[Interface dataset entries]

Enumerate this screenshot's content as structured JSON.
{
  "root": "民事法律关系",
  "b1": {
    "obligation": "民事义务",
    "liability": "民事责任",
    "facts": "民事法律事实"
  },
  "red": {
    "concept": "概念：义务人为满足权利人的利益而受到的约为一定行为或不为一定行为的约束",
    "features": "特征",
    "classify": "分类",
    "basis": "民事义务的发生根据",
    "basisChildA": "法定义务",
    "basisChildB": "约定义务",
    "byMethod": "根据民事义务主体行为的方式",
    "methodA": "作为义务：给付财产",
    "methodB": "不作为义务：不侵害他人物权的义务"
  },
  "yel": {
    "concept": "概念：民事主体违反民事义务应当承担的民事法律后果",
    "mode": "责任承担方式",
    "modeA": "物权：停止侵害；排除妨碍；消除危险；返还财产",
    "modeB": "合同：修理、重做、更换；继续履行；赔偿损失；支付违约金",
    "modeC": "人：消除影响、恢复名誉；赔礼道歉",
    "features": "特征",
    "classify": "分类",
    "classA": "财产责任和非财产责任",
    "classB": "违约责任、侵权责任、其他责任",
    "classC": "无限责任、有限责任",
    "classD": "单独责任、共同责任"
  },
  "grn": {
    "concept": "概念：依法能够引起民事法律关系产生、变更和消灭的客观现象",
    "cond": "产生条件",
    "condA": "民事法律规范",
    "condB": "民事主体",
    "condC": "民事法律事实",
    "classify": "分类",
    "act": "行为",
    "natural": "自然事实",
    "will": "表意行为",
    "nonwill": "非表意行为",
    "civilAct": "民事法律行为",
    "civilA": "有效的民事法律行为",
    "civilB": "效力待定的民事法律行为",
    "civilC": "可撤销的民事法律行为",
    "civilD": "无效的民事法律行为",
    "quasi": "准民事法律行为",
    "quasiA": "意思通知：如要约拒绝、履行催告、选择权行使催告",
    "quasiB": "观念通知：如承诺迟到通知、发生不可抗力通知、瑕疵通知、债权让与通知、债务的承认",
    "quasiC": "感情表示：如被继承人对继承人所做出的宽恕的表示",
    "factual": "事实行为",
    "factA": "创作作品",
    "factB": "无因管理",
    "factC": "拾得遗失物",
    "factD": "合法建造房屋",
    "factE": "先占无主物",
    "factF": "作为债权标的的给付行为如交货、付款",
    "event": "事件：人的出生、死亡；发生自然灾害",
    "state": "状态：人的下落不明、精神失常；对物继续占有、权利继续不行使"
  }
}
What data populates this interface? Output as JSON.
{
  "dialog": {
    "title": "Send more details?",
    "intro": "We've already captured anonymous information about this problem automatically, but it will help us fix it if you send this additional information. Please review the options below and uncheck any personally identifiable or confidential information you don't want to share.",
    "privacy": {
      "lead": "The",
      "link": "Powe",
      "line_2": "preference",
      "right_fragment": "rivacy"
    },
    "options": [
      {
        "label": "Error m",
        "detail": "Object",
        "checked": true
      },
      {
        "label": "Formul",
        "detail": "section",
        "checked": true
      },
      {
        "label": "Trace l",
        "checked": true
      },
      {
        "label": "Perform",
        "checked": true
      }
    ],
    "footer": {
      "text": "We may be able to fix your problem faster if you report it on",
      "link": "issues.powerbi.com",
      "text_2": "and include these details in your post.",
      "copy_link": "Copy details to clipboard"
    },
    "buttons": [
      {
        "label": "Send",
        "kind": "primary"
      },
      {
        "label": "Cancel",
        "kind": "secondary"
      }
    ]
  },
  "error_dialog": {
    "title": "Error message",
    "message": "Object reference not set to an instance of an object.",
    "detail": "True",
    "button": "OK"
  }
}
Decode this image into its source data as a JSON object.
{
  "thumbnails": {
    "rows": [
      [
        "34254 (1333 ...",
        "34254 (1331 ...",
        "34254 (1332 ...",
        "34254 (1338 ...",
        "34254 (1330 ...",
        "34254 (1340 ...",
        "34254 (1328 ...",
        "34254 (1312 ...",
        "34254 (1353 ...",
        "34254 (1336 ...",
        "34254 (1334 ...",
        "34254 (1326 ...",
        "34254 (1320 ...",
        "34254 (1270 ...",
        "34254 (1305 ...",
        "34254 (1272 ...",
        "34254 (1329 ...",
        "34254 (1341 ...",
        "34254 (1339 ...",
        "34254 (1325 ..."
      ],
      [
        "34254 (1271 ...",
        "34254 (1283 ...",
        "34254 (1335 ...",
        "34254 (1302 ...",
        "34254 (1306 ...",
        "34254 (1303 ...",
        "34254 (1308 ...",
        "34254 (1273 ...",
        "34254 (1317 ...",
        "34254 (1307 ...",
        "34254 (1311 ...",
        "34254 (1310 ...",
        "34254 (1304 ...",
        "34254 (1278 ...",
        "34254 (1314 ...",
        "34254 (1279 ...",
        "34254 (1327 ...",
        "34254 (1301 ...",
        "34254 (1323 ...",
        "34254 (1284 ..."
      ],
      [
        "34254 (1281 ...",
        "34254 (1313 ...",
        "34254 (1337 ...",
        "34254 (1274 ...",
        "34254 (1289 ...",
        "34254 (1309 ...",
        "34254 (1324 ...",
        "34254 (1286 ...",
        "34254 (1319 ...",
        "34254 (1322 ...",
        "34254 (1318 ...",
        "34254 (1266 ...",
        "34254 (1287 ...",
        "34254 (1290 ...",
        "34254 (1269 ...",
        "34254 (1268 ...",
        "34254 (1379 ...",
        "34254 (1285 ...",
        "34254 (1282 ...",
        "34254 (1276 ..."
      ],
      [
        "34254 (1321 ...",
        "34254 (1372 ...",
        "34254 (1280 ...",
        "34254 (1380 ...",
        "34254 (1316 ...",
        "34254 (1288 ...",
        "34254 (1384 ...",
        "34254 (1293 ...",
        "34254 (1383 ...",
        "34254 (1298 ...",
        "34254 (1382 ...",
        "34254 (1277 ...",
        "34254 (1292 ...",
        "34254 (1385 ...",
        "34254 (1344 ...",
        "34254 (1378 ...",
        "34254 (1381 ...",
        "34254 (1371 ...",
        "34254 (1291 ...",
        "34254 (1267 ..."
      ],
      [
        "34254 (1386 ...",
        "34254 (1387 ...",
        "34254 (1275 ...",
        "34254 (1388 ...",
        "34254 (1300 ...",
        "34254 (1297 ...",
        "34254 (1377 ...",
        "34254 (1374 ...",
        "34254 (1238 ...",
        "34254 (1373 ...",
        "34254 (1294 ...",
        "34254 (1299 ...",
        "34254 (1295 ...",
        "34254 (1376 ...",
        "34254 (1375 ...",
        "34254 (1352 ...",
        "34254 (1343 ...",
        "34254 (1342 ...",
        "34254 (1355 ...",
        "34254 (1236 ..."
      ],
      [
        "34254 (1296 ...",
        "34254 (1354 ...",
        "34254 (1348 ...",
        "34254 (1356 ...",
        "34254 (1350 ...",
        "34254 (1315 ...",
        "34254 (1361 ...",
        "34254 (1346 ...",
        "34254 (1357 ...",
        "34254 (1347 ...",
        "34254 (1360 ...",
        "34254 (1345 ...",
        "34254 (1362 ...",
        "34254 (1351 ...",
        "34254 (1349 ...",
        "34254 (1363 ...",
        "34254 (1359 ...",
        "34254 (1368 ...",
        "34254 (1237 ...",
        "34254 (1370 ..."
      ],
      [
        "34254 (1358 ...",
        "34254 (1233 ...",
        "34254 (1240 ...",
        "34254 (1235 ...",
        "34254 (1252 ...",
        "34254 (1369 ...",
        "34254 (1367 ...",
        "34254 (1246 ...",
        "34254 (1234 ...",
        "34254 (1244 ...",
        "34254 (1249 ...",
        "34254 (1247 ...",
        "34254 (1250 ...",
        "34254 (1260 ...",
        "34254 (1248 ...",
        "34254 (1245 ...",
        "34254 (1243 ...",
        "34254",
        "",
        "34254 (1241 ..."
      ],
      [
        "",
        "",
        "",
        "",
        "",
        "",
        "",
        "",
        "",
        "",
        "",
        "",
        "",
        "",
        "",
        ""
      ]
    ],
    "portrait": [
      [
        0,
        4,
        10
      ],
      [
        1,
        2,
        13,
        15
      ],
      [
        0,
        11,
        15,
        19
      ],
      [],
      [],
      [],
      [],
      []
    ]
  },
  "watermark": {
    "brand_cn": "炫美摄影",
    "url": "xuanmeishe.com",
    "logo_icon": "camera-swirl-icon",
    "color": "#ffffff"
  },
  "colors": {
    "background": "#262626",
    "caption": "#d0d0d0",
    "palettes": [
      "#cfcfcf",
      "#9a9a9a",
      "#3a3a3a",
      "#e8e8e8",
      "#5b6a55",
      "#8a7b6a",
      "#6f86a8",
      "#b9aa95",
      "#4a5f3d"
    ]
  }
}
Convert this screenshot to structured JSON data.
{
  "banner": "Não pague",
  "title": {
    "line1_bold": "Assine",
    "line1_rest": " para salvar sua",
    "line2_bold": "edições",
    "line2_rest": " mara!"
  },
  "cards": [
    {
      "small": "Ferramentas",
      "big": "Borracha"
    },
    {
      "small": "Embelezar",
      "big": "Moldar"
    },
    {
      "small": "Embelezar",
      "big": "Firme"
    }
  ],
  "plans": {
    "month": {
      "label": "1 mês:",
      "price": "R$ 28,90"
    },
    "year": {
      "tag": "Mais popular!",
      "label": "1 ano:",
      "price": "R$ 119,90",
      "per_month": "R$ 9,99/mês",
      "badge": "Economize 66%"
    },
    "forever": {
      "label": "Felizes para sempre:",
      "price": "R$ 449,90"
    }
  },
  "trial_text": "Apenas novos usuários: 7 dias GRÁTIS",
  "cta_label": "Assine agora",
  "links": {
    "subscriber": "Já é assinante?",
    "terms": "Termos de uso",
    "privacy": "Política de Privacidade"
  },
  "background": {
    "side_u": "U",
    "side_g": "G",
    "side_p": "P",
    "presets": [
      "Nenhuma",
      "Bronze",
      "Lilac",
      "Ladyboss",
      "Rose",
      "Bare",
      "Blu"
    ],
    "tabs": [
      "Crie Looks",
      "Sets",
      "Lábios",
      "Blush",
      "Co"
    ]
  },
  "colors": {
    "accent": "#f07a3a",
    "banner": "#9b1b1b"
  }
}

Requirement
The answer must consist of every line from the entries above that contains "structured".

Solution to this task
Enumerate this screenshot's content as structured JSON.
Convert this screenshot to structured JSON data.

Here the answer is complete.